• **Your assignment**:
Answer with a single number stating how many lines of the entries below include the string "Write".

== Data shown

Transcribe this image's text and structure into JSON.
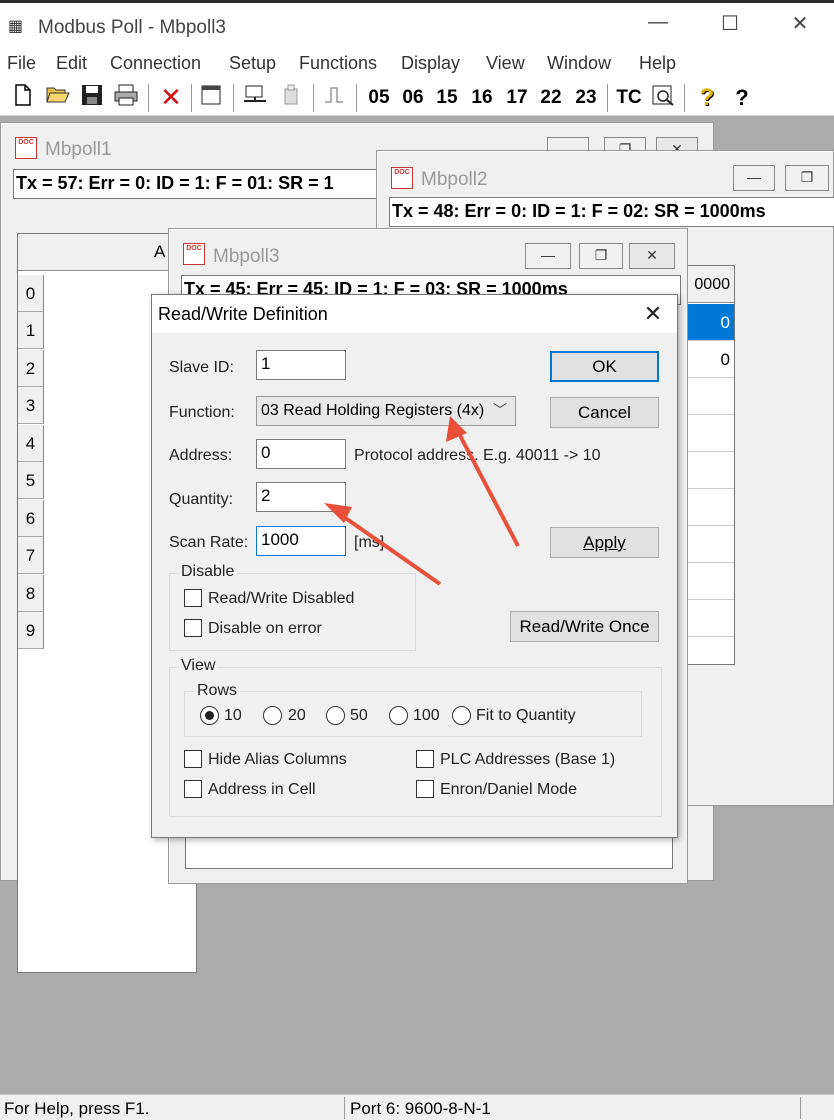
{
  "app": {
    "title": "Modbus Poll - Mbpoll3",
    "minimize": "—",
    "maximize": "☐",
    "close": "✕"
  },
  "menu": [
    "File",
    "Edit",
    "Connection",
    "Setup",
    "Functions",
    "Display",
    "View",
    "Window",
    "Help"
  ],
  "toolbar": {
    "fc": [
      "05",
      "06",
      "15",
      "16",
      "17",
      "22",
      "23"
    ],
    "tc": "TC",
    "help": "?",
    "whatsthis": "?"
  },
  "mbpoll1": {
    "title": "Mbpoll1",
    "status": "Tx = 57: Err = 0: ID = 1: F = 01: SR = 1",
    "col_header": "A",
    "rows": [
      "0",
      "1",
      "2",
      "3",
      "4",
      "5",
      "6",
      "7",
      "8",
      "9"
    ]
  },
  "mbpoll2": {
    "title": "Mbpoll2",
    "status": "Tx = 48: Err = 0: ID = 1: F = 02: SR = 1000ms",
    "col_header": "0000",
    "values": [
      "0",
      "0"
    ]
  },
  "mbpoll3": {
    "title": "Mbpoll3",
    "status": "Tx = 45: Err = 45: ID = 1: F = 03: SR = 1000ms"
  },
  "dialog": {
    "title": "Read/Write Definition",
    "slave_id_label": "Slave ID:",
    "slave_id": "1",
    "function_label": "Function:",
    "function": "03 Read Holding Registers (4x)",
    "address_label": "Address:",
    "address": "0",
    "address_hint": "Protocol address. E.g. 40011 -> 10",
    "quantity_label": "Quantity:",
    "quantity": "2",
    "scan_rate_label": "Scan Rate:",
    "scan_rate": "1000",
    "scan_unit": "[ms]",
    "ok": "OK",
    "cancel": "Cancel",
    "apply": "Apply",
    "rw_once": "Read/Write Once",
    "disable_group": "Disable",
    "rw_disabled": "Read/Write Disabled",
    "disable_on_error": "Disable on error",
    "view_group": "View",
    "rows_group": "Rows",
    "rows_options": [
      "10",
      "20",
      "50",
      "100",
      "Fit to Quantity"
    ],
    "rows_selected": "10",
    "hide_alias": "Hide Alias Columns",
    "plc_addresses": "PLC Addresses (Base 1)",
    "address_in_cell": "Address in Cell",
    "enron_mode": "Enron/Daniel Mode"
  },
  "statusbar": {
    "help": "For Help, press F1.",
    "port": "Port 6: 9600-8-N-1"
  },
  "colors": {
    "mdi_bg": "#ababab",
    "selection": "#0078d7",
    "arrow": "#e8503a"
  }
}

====

• **Response to the exercise**:
3